Message from Francis for the next day of the sick that this year is celebrated in solemn form in Calcutta. " Mother Teresa, in all aspects of her life, was a generous dispenser of divine mercy, making herself available for everyone through her welcome and defence of human life, of those unborn and those abandoned and discarded."
Vatican City (AsiaNews) - Following the example of Mother Teresa, the attitude towards those who suffer must be "gratuitous love for all without distinction of language, culture, ethnicity or religion". The gratuitousness, typical of voluntary service, and the gift, which "can only be said to be true if it is giving oneself" are at the center of Pope Francis' message for the 27th World Day of the sick, which occurs on 11 February, and that this year is celebrated in solemn form in Calcutta, India, with the theme "You received without payment; give without payment" (Mt 10: 8)

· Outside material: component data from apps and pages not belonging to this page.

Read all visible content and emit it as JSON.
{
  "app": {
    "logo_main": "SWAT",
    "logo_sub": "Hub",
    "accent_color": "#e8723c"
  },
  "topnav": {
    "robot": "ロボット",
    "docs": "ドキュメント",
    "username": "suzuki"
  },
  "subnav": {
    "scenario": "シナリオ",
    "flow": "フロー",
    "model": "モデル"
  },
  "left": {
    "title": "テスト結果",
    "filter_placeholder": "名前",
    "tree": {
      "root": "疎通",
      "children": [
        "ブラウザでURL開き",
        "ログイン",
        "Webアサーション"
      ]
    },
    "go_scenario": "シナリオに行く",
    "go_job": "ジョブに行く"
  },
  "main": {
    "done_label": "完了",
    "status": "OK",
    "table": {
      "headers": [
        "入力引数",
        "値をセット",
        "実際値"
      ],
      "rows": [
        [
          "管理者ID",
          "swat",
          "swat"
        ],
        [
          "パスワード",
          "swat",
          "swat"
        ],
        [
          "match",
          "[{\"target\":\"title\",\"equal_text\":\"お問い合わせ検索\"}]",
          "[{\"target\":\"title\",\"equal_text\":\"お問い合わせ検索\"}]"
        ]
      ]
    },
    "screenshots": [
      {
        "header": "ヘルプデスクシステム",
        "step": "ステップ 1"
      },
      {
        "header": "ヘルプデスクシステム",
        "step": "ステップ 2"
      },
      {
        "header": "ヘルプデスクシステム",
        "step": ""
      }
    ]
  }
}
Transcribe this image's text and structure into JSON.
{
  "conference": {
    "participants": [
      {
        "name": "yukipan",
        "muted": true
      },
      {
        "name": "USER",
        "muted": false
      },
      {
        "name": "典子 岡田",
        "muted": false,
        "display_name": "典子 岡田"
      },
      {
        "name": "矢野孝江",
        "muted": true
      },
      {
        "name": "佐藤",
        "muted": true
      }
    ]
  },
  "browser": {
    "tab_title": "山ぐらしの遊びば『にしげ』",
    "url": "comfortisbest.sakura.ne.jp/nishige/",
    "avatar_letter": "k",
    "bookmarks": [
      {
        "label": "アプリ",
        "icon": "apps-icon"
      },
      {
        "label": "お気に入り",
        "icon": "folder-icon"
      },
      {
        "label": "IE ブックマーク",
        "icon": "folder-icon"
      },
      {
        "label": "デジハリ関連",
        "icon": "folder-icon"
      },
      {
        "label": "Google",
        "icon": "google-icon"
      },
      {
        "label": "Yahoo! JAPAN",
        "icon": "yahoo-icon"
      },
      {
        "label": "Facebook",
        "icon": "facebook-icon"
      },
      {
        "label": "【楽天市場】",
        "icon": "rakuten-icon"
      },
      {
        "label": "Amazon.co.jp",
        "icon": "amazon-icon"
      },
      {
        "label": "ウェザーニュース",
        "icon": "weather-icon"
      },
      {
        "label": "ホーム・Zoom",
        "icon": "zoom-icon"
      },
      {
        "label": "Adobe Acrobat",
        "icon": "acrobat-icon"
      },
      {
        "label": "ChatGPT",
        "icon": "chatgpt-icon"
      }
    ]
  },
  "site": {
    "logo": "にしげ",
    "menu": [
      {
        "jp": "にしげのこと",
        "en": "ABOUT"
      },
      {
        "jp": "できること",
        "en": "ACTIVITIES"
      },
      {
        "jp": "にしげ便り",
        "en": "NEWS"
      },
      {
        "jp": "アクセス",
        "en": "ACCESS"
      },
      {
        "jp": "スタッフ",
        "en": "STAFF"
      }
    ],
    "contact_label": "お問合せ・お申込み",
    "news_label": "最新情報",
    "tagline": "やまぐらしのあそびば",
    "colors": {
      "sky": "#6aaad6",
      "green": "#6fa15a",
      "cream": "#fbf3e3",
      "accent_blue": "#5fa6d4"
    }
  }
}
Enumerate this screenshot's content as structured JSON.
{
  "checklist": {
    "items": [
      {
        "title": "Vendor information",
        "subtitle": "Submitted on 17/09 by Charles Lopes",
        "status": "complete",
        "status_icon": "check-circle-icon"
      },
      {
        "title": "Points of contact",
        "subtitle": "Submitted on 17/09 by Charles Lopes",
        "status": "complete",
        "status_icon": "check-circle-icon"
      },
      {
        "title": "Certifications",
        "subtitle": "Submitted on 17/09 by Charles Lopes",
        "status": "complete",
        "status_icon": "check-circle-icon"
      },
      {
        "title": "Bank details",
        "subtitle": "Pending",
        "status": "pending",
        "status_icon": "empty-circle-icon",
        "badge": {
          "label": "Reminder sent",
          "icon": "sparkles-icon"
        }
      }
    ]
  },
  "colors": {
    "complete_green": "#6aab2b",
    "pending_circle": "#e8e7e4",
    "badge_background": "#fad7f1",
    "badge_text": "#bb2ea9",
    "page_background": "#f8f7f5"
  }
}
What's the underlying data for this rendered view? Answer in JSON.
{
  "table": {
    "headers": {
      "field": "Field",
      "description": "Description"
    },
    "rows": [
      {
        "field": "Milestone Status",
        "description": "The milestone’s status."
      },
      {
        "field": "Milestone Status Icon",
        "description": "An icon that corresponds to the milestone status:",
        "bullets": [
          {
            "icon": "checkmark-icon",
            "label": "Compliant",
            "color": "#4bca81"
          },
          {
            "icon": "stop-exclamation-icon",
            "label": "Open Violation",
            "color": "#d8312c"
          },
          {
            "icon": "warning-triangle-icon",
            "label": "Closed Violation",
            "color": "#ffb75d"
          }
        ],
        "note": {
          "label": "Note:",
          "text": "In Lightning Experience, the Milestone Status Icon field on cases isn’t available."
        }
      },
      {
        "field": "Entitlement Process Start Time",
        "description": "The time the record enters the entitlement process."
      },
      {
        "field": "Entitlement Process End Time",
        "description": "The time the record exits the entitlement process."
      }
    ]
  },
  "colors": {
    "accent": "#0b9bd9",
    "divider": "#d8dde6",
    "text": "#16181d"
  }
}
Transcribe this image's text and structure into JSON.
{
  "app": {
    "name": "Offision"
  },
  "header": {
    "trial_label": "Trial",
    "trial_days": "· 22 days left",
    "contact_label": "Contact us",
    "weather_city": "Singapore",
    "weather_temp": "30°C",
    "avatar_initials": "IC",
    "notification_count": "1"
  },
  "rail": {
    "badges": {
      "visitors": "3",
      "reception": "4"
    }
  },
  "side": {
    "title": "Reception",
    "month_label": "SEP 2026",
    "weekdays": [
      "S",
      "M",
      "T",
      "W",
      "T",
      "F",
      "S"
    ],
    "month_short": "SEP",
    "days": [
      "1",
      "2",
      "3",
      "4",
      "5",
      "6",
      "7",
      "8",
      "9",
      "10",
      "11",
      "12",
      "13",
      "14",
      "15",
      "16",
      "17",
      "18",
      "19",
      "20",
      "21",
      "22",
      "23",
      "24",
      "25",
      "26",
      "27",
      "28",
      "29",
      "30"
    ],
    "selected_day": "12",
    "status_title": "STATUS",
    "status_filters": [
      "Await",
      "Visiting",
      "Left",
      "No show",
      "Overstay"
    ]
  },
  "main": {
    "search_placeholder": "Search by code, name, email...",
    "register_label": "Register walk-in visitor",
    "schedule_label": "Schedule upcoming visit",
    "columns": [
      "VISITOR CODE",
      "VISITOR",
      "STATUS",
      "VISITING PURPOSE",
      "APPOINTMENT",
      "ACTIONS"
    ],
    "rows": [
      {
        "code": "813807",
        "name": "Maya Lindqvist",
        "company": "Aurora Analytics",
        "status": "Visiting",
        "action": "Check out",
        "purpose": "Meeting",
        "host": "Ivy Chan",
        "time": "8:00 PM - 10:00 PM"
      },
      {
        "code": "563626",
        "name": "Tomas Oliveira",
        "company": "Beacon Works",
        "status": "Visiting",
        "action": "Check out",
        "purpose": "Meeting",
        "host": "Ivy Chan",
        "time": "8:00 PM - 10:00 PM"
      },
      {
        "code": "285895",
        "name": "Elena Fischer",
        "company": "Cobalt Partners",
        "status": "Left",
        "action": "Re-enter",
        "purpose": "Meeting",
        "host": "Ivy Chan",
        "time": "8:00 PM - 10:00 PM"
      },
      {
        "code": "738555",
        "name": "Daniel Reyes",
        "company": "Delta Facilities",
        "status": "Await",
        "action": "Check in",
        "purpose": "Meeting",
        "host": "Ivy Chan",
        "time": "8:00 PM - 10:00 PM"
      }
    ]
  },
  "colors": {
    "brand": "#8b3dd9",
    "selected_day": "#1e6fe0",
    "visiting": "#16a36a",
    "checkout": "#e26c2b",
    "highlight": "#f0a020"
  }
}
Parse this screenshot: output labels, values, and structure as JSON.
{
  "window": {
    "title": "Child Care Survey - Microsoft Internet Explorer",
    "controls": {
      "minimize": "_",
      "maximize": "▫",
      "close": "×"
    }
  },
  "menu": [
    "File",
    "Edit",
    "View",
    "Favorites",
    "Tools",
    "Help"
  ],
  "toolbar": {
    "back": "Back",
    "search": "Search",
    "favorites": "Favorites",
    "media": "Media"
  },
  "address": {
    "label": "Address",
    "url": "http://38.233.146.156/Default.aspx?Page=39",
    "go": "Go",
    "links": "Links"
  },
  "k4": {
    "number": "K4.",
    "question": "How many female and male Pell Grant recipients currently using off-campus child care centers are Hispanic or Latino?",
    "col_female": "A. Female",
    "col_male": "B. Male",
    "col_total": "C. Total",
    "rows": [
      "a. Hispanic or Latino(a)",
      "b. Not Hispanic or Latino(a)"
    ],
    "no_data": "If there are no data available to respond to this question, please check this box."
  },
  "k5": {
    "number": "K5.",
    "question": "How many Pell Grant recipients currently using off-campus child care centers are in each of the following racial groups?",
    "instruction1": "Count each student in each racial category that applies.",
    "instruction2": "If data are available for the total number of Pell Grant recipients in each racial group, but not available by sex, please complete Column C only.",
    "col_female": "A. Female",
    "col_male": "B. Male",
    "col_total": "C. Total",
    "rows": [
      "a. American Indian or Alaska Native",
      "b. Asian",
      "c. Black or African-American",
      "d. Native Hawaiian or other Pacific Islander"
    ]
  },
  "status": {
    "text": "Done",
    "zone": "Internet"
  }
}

In the document Francis recalls first of all that " generous gestures like that of the Good Samaritan are the most credible means of evangelization. The care of the sick person needs professionalism and tenderness, free, immediate and simple gestures like caress, through which he makes himself felt to the other person who is 'dear' ".
"Amid today’s culture of waste and indifference, I would point out that “gift” is the category best suited to challenging today’s individualism and social fragmentation, while at the same time promoting new relationships and means of cooperation between peoples and cultures. Dialogue – the premise of gift – creates possibilities for human growth and development capable of breaking through established ways of exercising power in society. “Gift” means more than simply giving presents: it involves the giving of oneself, and not simply a transfer of property or objects. “Gift” differs from gift-giving because it entails the free gift of self and the desire to build a relationship. It is the acknowledgement of others, which is the basis of society. “Gift” is a reflection of God’s love, which culminates in the incarnation of the Son and the outpouring of the Holy Spirit".
Man, the Pope writes, "will always be conscious of our limitations, as “creatures”, before other individuals and
situations. A frank acknowledgement of this truth keeps us humble and spurs us to practice solidarity as an essential virtue in life".
Mother Teresa was a model of this attitude, of whom the Pope recalls the figure "in this circumstance of the solemn celebration in India". "As I noted at her canonization, “Mother Teresa, in all aspects of her life, was a
generous dispenser of divine mercy, making herself available for everyone through her welcome and defence of human life, of those unborn and those abandoned and discarded… She bowed down before those who were spent, left to die on the side of the road, seeing in them their God-given dignity; she made her voice heard before the powers of this world, so that they might recognize their guilt for the crime – the crimes! – of poverty they created. For Mother Teresa, mercy was the ‘salt’ which gave flavour to her work; it was the ‘light’ that shone in the darkness of the many who no longer had tears to shed for their poverty and suffering. Her mission to the urban and existential
peripheries remains for us today an eloquent witness to God’s closeness to the poorest of the poor” (Homily, 4 September 2016).
The message also highlights the importance of volunteers "who have so much importance in the social-health sector and who live in an eloquent way the spirituality of the Good Samaritan". In thanking and encouraging all voluntary associations, Francis states that " is a good friend with whom one can share personal thoughts and emotions; by their patient listening, volunteers make it possible for the sick to pass from being passive recipients of care to being active participants in a relationship that can restore hope and inspire openness to further treatment. Volunteer work passes on values, behaviors and ways of living born of a deep desire to be generous. It is also a means of making health care more humane".
The last point of the document is the affirmation that "the dimension of gratuity should animate especially the Catholic health structures". " We know that health is relational, dependent on interaction with others, and requiring trust, friendship and solidarity. It is a treasure that can be enjoyed fully only when it is shared. The joy of generous giving is a barometer of the health of a Christian".